He seems to have a bad rep in Winnipeg because of is albatross cap hit. Here’s a good quote from Arctic Ice Hockey on him: “Hainsey, you see, has taken the brunt of Winnipeg’s acute confirmation bias; the kind of backwards logic that allows Zach Bogosian to roam unscathed of criticism whenever he makes the same boneheaded plays (trust me, it happens) that fans would string Hainsey from the rafters for making, should they get the chance. It’s deliciously ironic that a player deemed by some as “soft” currently ranks among the NHL leaders in blocked shots — one of the NHL’s toughest and most thankless jobs — but no matter; the bias sees what it wants.”
The question with him is his cap hit. It will definitely be lower, but for the Wild’s needs, it will have to come down to around 1.5 million, which might be too much for Hainsey’s liking.
#5: Tyson Strachan
Strachan is a bit of an unknown, but he did well playing reasonably tough minutes. He’s 28, and could be worth giving a 2-year deal for around 1 million per year. He is gritty and tough, so he could work out as a better version of Clayton Stoner.
He takes some dumb penalties and lacks skating ability. While he could be an upgrade on what the Wild have, he might not be enough of an upgrade to warrant using the little cap space the Wild have.
#6: Bobby Sanguinetti
Sanguinetti is another relative unknown. He played fairly soft minutes, being used as a two-way/offensive defenceman by the Hurricanes. He didn’t have much production, but posted a healthy Corsi. He is only 25, and according to EliteProspects.com: “A puck-moving defenseman, Sanguinetti has excellent offensive instincts. With his hard shot and crisp passes, he excels on the powerplay point. He is an outstanding skater who will join the attack.
Still needs to add bulk and improve defensively.”
His defensive play seems to be the question mark surrounding his game, and his production could be better, but other than that, he seems like a worthy option who could be cheap….maybe around 2 million against the Cap.
#7: Joe Corvo
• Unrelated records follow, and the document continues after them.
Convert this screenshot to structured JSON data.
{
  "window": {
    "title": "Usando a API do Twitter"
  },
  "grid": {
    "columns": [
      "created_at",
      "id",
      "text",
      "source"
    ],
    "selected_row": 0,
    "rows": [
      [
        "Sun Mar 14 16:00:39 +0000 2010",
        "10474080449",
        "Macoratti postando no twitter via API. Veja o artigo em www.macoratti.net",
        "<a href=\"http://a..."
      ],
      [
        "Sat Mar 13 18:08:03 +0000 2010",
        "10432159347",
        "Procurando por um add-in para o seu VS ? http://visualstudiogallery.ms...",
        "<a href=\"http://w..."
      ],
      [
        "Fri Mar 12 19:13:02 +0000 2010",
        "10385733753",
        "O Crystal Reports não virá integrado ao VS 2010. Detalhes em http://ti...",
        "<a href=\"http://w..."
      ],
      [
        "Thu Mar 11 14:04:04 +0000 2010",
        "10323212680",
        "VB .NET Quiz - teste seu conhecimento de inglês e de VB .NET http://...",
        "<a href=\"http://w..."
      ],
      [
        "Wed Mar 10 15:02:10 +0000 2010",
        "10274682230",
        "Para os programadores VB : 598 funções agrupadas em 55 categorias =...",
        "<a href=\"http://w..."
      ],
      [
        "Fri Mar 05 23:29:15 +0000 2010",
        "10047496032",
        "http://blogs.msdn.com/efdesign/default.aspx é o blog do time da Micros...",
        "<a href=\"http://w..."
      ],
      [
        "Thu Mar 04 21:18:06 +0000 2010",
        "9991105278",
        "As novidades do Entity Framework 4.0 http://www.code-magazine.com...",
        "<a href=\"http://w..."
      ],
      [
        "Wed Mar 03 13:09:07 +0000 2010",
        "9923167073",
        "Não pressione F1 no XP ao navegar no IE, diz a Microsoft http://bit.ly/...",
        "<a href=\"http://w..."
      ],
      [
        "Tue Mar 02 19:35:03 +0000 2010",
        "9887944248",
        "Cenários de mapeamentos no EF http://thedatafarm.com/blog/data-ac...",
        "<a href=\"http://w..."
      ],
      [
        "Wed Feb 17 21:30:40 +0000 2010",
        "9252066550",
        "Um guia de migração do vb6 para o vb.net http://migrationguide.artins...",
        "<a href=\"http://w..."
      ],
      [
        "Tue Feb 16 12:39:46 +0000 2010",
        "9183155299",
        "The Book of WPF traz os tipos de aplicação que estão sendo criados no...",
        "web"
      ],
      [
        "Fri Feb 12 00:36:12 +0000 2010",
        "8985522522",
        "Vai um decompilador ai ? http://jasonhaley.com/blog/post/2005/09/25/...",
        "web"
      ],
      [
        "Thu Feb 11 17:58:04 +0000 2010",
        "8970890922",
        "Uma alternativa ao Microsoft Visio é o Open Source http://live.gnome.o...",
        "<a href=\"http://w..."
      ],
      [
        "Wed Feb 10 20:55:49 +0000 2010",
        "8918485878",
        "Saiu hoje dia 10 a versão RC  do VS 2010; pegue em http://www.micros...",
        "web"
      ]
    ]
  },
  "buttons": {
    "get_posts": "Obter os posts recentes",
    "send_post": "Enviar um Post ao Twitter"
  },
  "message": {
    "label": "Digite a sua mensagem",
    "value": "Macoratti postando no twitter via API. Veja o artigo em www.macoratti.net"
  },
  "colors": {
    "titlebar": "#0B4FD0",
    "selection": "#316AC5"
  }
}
Corvo is a gritty veteran who provides some leadership and decent offence. He did okay against reasonable competition last year.
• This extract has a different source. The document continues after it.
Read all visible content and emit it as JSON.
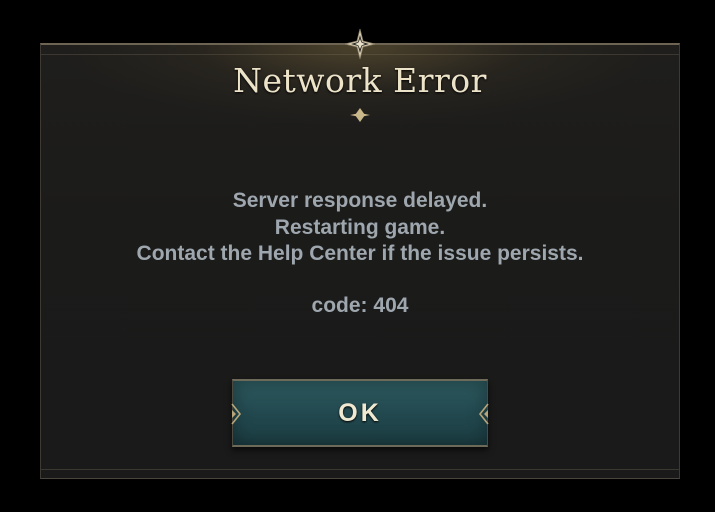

Aside from the fact he’s an asshole (http://sportsofboston.com/2011/07/15/why-has-the-joe-corvo-assault-in-boston-been-largely-ignored/), his numbers just aren’t impressive, he’s old and he’s probably too expensive. Pass.
#8: Ian White
White had an okay season playing average minutes. He was pretty much neutral all round. That’s not such a bad thing if you’re in the market for a bottom pairing D-man. He is experienced, can play big minutes and usually puts up decent point totals.
It is unlikely White will be available for a reasonable cap hit in this market. He will probably end up on the 2nd pairing somewhere else.
So, overall I think Kostka or Sanguinetti would be good fits and both are worth taking a flyer on. They both shoot right, so they would slot right in alongside left-shooting Ballard.
Thanks to Rob Vollman and HockeyAbstract.net for the Player Usage Charts!